# YOUR GOAL
Print every line of the material exactly.

# RECORD SET
== == ==

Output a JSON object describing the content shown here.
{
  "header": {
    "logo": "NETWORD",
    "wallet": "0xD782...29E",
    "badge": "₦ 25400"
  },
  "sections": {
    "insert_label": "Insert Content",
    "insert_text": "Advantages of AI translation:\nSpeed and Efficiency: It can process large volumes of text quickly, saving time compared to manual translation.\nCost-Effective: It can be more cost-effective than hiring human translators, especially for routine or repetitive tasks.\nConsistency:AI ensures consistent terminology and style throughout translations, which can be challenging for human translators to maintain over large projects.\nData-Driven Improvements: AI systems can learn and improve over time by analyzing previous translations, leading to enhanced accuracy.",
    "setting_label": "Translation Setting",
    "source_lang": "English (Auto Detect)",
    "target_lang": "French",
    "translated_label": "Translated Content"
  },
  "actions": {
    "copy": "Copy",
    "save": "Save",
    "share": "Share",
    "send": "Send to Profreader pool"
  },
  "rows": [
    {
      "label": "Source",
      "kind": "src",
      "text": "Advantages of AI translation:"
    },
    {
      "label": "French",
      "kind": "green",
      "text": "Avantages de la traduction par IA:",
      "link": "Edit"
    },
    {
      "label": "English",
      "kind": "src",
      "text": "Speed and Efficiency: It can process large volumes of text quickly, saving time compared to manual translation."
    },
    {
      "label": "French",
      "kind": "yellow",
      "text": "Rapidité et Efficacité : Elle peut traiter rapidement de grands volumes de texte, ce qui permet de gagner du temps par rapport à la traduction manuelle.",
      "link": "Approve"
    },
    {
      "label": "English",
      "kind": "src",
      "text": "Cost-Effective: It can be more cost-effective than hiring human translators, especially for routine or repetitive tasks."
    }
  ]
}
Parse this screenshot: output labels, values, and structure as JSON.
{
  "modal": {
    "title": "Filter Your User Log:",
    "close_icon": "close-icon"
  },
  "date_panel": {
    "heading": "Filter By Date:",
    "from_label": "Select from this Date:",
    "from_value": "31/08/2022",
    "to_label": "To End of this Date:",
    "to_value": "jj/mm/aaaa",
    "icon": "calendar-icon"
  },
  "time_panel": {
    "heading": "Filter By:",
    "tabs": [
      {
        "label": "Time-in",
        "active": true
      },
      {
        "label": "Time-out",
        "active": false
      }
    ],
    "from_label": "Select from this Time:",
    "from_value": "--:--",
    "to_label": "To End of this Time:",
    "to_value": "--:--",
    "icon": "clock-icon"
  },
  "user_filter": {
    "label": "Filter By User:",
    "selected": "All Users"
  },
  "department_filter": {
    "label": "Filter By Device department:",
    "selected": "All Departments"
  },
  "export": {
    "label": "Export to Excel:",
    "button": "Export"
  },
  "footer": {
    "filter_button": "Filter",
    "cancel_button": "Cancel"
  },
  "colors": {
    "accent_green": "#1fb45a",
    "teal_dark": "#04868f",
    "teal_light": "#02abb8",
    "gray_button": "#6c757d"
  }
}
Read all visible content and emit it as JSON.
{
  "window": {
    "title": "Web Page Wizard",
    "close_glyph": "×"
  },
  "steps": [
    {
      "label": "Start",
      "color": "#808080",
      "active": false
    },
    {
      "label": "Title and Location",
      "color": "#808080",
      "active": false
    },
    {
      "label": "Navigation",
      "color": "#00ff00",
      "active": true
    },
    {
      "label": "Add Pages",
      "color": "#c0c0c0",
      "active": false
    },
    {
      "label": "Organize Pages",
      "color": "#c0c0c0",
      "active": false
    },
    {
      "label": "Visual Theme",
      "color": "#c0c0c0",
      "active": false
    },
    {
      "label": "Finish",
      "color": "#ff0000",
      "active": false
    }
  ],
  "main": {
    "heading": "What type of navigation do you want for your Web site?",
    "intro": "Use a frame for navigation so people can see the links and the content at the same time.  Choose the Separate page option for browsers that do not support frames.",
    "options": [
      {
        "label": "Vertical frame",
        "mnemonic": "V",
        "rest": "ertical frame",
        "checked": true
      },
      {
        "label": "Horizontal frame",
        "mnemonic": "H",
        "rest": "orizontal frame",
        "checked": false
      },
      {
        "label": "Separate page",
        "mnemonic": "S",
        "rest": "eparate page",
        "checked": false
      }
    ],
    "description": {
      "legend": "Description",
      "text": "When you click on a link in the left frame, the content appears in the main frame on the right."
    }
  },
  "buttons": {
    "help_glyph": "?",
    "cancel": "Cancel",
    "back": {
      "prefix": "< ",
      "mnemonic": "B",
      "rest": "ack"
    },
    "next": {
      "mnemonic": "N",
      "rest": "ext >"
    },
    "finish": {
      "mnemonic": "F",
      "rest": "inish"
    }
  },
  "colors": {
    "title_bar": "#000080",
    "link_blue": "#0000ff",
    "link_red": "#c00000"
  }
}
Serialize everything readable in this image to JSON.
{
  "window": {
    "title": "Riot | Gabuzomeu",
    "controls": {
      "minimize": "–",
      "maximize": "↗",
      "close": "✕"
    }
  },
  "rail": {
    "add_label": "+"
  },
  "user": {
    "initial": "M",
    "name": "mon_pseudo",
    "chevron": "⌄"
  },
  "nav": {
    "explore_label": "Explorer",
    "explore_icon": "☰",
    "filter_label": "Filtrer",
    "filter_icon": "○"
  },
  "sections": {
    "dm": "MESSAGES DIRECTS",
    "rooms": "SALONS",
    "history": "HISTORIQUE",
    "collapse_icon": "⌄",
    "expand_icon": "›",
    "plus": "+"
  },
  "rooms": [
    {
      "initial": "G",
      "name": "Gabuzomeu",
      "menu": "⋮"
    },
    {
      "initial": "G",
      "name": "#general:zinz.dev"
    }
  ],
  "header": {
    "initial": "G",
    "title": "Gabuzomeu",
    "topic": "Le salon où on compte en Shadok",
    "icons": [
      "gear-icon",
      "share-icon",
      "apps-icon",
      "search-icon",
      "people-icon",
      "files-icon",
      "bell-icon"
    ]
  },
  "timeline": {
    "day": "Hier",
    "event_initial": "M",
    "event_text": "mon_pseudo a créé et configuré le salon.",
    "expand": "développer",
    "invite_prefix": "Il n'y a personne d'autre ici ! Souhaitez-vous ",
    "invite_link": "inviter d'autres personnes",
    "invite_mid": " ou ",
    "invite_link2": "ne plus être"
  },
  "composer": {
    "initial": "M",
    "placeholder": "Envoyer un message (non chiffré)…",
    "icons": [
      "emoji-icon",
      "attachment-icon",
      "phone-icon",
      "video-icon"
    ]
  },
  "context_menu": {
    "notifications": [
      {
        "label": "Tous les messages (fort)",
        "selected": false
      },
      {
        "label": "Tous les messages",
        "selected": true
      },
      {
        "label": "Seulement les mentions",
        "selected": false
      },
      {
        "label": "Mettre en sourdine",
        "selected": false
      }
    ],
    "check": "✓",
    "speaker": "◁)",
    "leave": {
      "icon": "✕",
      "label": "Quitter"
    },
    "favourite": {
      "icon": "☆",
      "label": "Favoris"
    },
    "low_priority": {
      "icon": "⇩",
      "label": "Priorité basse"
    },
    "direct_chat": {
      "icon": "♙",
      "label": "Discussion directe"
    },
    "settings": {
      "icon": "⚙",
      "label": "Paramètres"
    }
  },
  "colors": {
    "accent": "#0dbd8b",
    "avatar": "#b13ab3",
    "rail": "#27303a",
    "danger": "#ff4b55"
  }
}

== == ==

# TASK OUTPUT
Output a JSON object describing the content shown here.
{
  "header": {
    "logo": "NETWORD",
    "wallet": "0xD782...29E",
    "badge": "₦ 25400"
  },
  "sections": {
    "insert_label": "Insert Content",
    "insert_text": "Advantages of AI translation:\nSpeed and Efficiency: It can process large volumes of text quickly, saving time compared to manual translation.\nCost-Effective: It can be more cost-effective than hiring human translators, especially for routine or repetitive tasks.\nConsistency:AI ensures consistent terminology and style throughout translations, which can be challenging for human translators to maintain over large projects.\nData-Driven Improvements: AI systems can learn and improve over time by analyzing previous translations, leading to enhanced accuracy.",
    "setting_label": "Translation Setting",
    "source_lang": "English (Auto Detect)",
    "target_lang": "French",
    "translated_label": "Translated Content"
  },
  "actions": {
    "copy": "Copy",
    "save": "Save",
    "share": "Share",
    "send": "Send to Profreader pool"
  },
  "rows": [
    {
      "label": "Source",
      "kind": "src",
      "text": "Advantages of AI translation:"
    },
    {
      "label": "French",
      "kind": "green",
      "text": "Avantages de la traduction par IA:",
      "link": "Edit"
    },
    {
      "label": "English",
      "kind": "src",
      "text": "Speed and Efficiency: It can process large volumes of text quickly, saving time compared to manual translation."
    },
    {
      "label": "French",
      "kind": "yellow",
      "text": "Rapidité et Efficacité : Elle peut traiter rapidement de grands volumes de texte, ce qui permet de gagner du temps par rapport à la traduction manuelle.",
      "link": "Approve"
    },
    {
      "label": "English",
      "kind": "src",
      "text": "Cost-Effective: It can be more cost-effective than hiring human translators, especially for routine or repetitive tasks."
    }
  ]
}
Parse this screenshot: output labels, values, and structure as JSON.
{
  "modal": {
    "title": "Filter Your User Log:",
    "close_icon": "close-icon"
  },
  "date_panel": {
    "heading": "Filter By Date:",
    "from_label": "Select from this Date:",
    "from_value": "31/08/2022",
    "to_label": "To End of this Date:",
    "to_value": "jj/mm/aaaa",
    "icon": "calendar-icon"
  },
  "time_panel": {
    "heading": "Filter By:",
    "tabs": [
      {
        "label": "Time-in",
        "active": true
      },
      {
        "label": "Time-out",
        "active": false
      }
    ],
    "from_label": "Select from this Time:",
    "from_value": "--:--",
    "to_label": "To End of this Time:",
    "to_value": "--:--",
    "icon": "clock-icon"
  },
  "user_filter": {
    "label": "Filter By User:",
    "selected": "All Users"
  },
  "department_filter": {
    "label": "Filter By Device department:",
    "selected": "All Departments"
  },
  "export": {
    "label": "Export to Excel:",
    "button": "Export"
  },
  "footer": {
    "filter_button": "Filter",
    "cancel_button": "Cancel"
  },
  "colors": {
    "accent_green": "#1fb45a",
    "teal_dark": "#04868f",
    "teal_light": "#02abb8",
    "gray_button": "#6c757d"
  }
}
Read all visible content and emit it as JSON.
{
  "window": {
    "title": "Web Page Wizard",
    "close_glyph": "×"
  },
  "steps": [
    {
      "label": "Start",
      "color": "#808080",
      "active": false
    },
    {
      "label": "Title and Location",
      "color": "#808080",
      "active": false
    },
    {
      "label": "Navigation",
      "color": "#00ff00",
      "active": true
    },
    {
      "label": "Add Pages",
      "color": "#c0c0c0",
      "active": false
    },
    {
      "label": "Organize Pages",
      "color": "#c0c0c0",
      "active": false
    },
    {
      "label": "Visual Theme",
      "color": "#c0c0c0",
      "active": false
    },
    {
      "label": "Finish",
      "color": "#ff0000",
      "active": false
    }
  ],
  "main": {
    "heading": "What type of navigation do you want for your Web site?",
    "intro": "Use a frame for navigation so people can see the links and the content at the same time.  Choose the Separate page option for browsers that do not support frames.",
    "options": [
      {
        "label": "Vertical frame",
        "mnemonic": "V",
        "rest": "ertical frame",
        "checked": true
      },
      {
        "label": "Horizontal frame",
        "mnemonic": "H",
        "rest": "orizontal frame",
        "checked": false
      },
      {
        "label": "Separate page",
        "mnemonic": "S",
        "rest": "eparate page",
        "checked": false
      }
    ],
    "description": {
      "legend": "Description",
      "text": "When you click on a link in the left frame, the content appears in the main frame on the right."
    }
  },
  "buttons": {
    "help_glyph": "?",
    "cancel": "Cancel",
    "back": {
      "prefix": "< ",
      "mnemonic": "B",
      "rest": "ack"
    },
    "next": {
      "mnemonic": "N",
      "rest": "ext >"
    },
    "finish": {
      "mnemonic": "F",
      "rest": "inish"
    }
  },
  "colors": {
    "title_bar": "#000080",
    "link_blue": "#0000ff",
    "link_red": "#c00000"
  }
}
Serialize everything readable in this image to JSON.
{
  "window": {
    "title": "Riot | Gabuzomeu",
    "controls": {
      "minimize": "–",
      "maximize": "↗",
      "close": "✕"
    }
  },
  "rail": {
    "add_label": "+"
  },
  "user": {
    "initial": "M",
    "name": "mon_pseudo",
    "chevron": "⌄"
  },
  "nav": {
    "explore_label": "Explorer",
    "explore_icon": "☰",
    "filter_label": "Filtrer",
    "filter_icon": "○"
  },
  "sections": {
    "dm": "MESSAGES DIRECTS",
    "rooms": "SALONS",
    "history": "HISTORIQUE",
    "collapse_icon": "⌄",
    "expand_icon": "›",
    "plus": "+"
  },
  "rooms": [
    {
      "initial": "G",
      "name": "Gabuzomeu",
      "menu": "⋮"
    },
    {
      "initial": "G",
      "name": "#general:zinz.dev"
    }
  ],
  "header": {
    "initial": "G",
    "title": "Gabuzomeu",
    "topic": "Le salon où on compte en Shadok",
    "icons": [
      "gear-icon",
      "share-icon",
      "apps-icon",
      "search-icon",
      "people-icon",
      "files-icon",
      "bell-icon"
    ]
  },
  "timeline": {
    "day": "Hier",
    "event_initial": "M",
    "event_text": "mon_pseudo a créé et configuré le salon.",
    "expand": "développer",
    "invite_prefix": "Il n'y a personne d'autre ici ! Souhaitez-vous ",
    "invite_link": "inviter d'autres personnes",
    "invite_mid": " ou ",
    "invite_link2": "ne plus être"
  },
  "composer": {
    "initial": "M",
    "placeholder": "Envoyer un message (non chiffré)…",
    "icons": [
      "emoji-icon",
      "attachment-icon",
      "phone-icon",
      "video-icon"
    ]
  },
  "context_menu": {
    "notifications": [
      {
        "label": "Tous les messages (fort)",
        "selected": false
      },
      {
        "label": "Tous les messages",
        "selected": true
      },
      {
        "label": "Seulement les mentions",
        "selected": false
      },
      {
        "label": "Mettre en sourdine",
        "selected": false
      }
    ],
    "check": "✓",
    "speaker": "◁)",
    "leave": {
      "icon": "✕",
      "label": "Quitter"
    },
    "favourite": {
      "icon": "☆",
      "label": "Favoris"
    },
    "low_priority": {
      "icon": "⇩",
      "label": "Priorité basse"
    },
    "direct_chat": {
      "icon": "♙",
      "label": "Discussion directe"
    },
    "settings": {
      "icon": "⚙",
      "label": "Paramètres"
    }
  },
  "colors": {
    "accent": "#0dbd8b",
    "avatar": "#b13ab3",
    "rail": "#27303a",
    "danger": "#ff4b55"
  }
}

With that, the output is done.